February 06, 2004
Norquist to be investigated?

Remember this article about how Grover Norquist was going to help the GOP gain complete domination of American politics? Turns out it may contain a confession of wrongdoing in it:

Diners brushed past the men unaware, as Ken Mehlman and Grover Norquist hopscotched across state lines, refining what Norquist calls, with a wink, "our secret plan to seize power." Mehlman, the Bush-Cheney campaign manager, and Norquist, gardener of the conservative grass roots, were discussing a new tactic for the 2004 election: The campaign would activate the conservative base as it never had before.

Norquist, 47, is known for his weekly strategy sessions of conservatives, a Washington institution. But quietly, for the past five years, he also has been building a network of "mini-Grover" franchises. He has crisscrossed the country, hand-picking leaders, organizing meetings of right-wing advocates in 37 states. The network will meet its first test in the presidential race. On this evening at Harry's, several blocks from campaign headquarters in Arlington, Norquist presented his master contact list to Mehlman, mapped out and bound in a book.

"Fabulous, Grover. Awesome," Mehlman said, scanning the book like a hungry man reading a menu. "We're going to take that energy and harness it."

The binder was Norquist's gift to the presidential race.

Problem is, the gift of that binder may be in violation of campaign finance laws, according to Citizens for Responsibility and Ethics in Washington (CREW).

Americans for Tax Reform is a corporation and campaigns are prohibited from accepting contributions from corporations. According to FEC regulations, Bush-Cheney could not accept the list if it came directly from Americans for Tax Reform. CREW believes that Bush-Cheney may have also violated FEC filing requirements by failing to record the contribution of the list.
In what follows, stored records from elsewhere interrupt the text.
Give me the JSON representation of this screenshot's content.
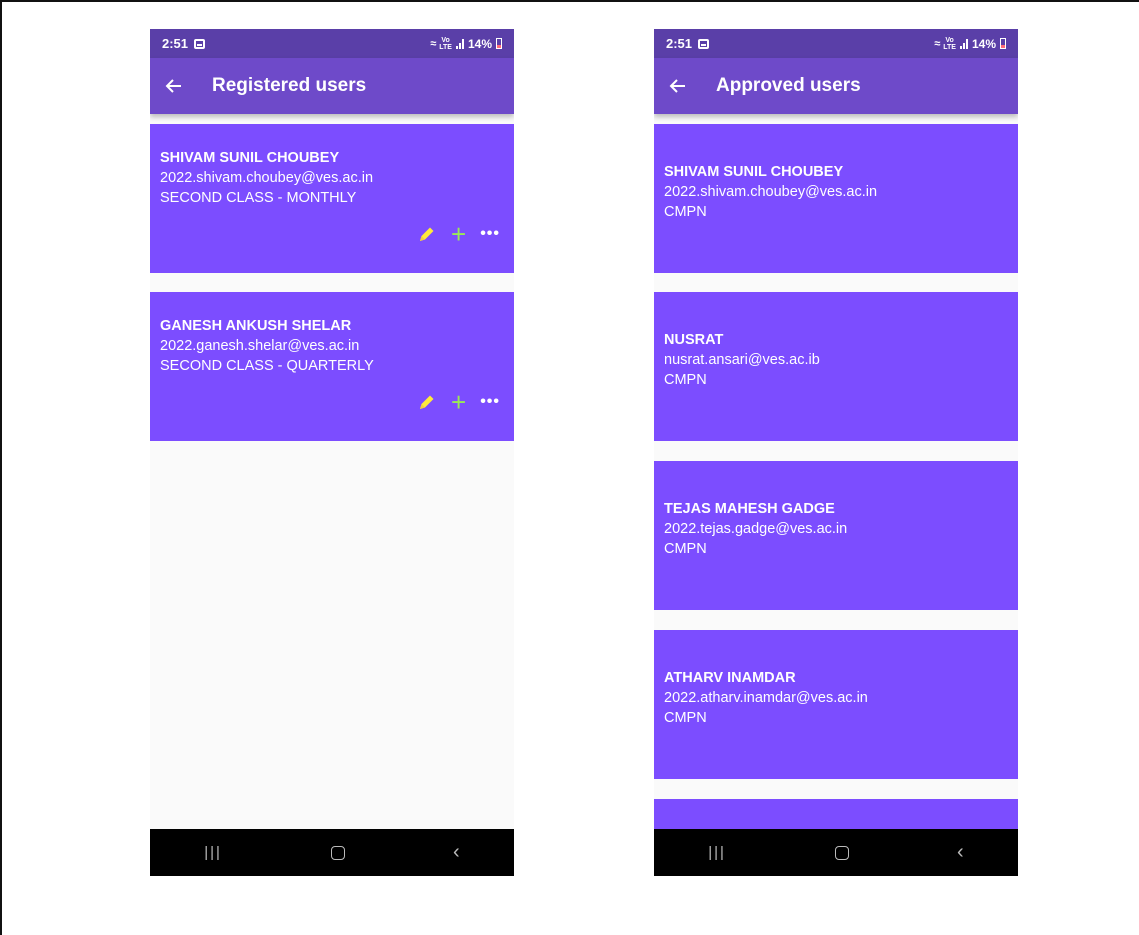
{
  "status": {
    "time": "2:51",
    "battery": "14%",
    "network": "LTE"
  },
  "left_screen": {
    "title": "Registered users",
    "users": [
      {
        "name": "SHIVAM SUNIL CHOUBEY",
        "email": "2022.shivam.choubey@ves.ac.in",
        "detail": "SECOND CLASS - MONTHLY"
      },
      {
        "name": "GANESH ANKUSH SHELAR",
        "email": "2022.ganesh.shelar@ves.ac.in",
        "detail": "SECOND CLASS - QUARTERLY"
      }
    ]
  },
  "right_screen": {
    "title": "Approved users",
    "users": [
      {
        "name": "SHIVAM SUNIL CHOUBEY",
        "email": "2022.shivam.choubey@ves.ac.in",
        "detail": "CMPN"
      },
      {
        "name": "NUSRAT",
        "email": "nusrat.ansari@ves.ac.ib",
        "detail": "CMPN"
      },
      {
        "name": "TEJAS MAHESH GADGE",
        "email": "2022.tejas.gadge@ves.ac.in",
        "detail": "CMPN"
      },
      {
        "name": "ATHARV INAMDAR",
        "email": "2022.atharv.inamdar@ves.ac.in",
        "detail": "CMPN"
      }
    ]
  },
  "colors": {
    "statusbar": "#5a3fa8",
    "appbar": "#6e4ac9",
    "card": "#7c4dff",
    "edit_icon": "#ffeb3b",
    "add_icon": "#9aea55"
  },
  "icons": [
    "back-arrow-icon",
    "pencil-icon",
    "plus-icon",
    "more-icon",
    "nav-recents-icon",
    "nav-home-icon",
    "nav-back-icon"
  ]
}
Forbes Magazine first noted this right after the WaPo article came out, but it's only just now that the FEC complaint has been filed. Here's CREW's statement, in which they also point out that even if Norquist could claim that his master list was his sole personal property, it would still have value in excess of the $2000 hard money limit.

Grover, Grover, Grover. What words will you use to describe Melanie Sloan and the FEC now that you've already called everyone you don't like Nazis? Those are the risks you take with hyperbole abuse, I guess.

Thanks to Alfredo Garcia for the tip.

Posted by Charles Kuffner on February 06, 2004 to Scandalized! | TrackBack

More Norquist. It's pretty nasty stuff, even for him.

Posted by: Linkmeister on February 6, 2004 8:02 PM

If Norquist is charged, and all the people named in his book of lists scurry like rats, perhaps that will reduce his disreputable effort to a size such that we can drown it in a bathtub.

Posted by: Steve Bates on February 7, 2004 7:40 PM

I wonder if there has been anyone else born in the twentieth century given the name grover.

Posted by: Tek_XX on February 8, 2004 1:10 AM

Steve Bates wrote,
"If Norquist is charged, and all the people named in his book of lists scurry like rats, perhaps that will reduce his disreputable effort to a size such that we can drown it in a bathtub."

I hate to rain on this parade, but an FEC investigation is about as meaningful as the Bush committee's forthcoming investigation of "intelligence failures."

From WaPo 2/12/97 "The Little Agency that Can't":
"Congress also imposed stringent limits on the FEC's powers: The commission can't launch criminal investigations, can't impose penalties on its own, can't get court injunctions before elections to halt illegal activity."

Posted by: Handy Fuse on February 8, 2004 9:02 AM

Handy Fuse, you're taking me waaay too seriously. I was just playing with Norquist's most famous quote. You're right about the FEC, though.

Posted by: Steve Bates on February 9, 2004 8:41 AM